The Thiepval Memorial to the Missing of the Somme is a war memorial to 72,337 missing British and South African servicemen who died in the Battles of the Somme of the First World War between 1915 and 1918, with no known grave. A visitors' centre opened in 2004. Designed by Sir Edwin Lutyens, Thiepval has been described as the greatest executed British work of monumental architecture of the twentieth century.
The Memorial was built approximately 200 metres to the south-east of the former Thiepval Château, which was located on lower ground, by the side of Thiepval Wood. The grounds of the original château were not chosen as this would have required the moving of graves, dug during the war around the numerous medical aid stations.
The imposing monument is made of brick and stone standing 45 m high. It is the work of the architect Sir Edwin Lutyens.

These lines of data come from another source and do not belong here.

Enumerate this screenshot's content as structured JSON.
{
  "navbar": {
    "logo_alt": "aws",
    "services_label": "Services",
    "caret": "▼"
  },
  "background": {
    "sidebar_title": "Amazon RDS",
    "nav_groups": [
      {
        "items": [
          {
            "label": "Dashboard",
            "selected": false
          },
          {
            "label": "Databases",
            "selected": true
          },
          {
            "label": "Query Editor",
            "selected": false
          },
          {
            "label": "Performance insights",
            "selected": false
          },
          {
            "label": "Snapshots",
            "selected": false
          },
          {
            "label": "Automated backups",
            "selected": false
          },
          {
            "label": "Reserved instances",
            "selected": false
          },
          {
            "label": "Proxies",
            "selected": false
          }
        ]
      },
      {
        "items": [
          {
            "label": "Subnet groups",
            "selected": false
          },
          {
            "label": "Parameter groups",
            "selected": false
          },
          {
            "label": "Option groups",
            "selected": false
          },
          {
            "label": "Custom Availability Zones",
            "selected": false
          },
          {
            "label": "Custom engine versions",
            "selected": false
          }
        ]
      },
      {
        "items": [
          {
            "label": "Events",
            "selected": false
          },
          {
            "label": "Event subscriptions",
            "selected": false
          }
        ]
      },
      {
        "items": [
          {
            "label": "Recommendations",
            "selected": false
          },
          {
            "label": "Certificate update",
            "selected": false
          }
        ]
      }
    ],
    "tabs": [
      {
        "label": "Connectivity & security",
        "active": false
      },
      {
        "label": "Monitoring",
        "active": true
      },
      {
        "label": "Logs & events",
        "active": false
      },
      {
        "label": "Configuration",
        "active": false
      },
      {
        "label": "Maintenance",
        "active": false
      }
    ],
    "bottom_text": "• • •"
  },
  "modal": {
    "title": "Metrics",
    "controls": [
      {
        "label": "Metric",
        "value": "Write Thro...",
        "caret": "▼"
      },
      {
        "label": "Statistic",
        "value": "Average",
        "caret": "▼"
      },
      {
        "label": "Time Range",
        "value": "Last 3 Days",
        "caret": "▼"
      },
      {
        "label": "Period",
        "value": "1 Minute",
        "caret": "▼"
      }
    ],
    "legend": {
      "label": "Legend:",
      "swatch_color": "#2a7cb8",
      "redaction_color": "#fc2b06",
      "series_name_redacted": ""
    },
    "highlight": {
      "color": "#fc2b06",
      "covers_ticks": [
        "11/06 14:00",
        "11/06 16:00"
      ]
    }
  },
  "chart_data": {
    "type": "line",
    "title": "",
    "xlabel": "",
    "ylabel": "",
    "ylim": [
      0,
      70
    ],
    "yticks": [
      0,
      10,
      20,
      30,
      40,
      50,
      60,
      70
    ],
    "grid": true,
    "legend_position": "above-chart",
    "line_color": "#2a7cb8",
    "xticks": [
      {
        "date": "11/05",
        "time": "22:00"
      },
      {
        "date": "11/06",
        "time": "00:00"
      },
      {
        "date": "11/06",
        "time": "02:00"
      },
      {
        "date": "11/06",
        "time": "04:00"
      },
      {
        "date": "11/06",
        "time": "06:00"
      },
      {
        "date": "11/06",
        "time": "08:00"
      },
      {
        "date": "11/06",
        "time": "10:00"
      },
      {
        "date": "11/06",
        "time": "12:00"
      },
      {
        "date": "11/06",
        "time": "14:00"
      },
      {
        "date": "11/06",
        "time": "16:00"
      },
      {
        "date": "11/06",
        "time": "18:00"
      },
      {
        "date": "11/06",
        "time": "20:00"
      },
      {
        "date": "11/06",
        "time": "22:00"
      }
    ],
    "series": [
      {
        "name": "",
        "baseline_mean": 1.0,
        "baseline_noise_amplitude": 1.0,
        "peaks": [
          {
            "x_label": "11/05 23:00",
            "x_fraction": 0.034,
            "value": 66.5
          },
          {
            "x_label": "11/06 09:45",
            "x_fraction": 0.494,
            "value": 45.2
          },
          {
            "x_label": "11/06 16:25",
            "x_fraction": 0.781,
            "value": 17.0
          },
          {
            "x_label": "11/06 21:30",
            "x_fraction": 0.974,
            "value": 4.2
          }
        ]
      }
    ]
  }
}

The sixteen pillars are engraved with the names of 73,367 British and Commonwealth soldiers who fell during the Battle of the Somme between July and November 1916 and who have no known grave.References:
The Church of St Donatus name refers to Donatus of Zadar, who began construction on this church in the 9th century and ended it on the northeastern part of the Roman forum. It is the largest Pre-Romanesque building in Croatia.
The beginning of the building of the church was placed to the second half of the 8th century, and it is supposed to have been completed in the 9th century. The Zadar bishop and diplomat Donat (8th and 9th centuries) is credited with the building of the church. He led the representations of the Dalmatian cities to Constantinople and Charles the Great, which is why this church bears slight resemblance to Charlemagne"s court chapels, especially the one in Aachen, and also to the Basilica of San Vitale in Ravenna. It belongs to the Pre-Romanesque architectural period.
The circular church, formerly domed, is 27 m high and is characterised by simplicity and technical primitivism.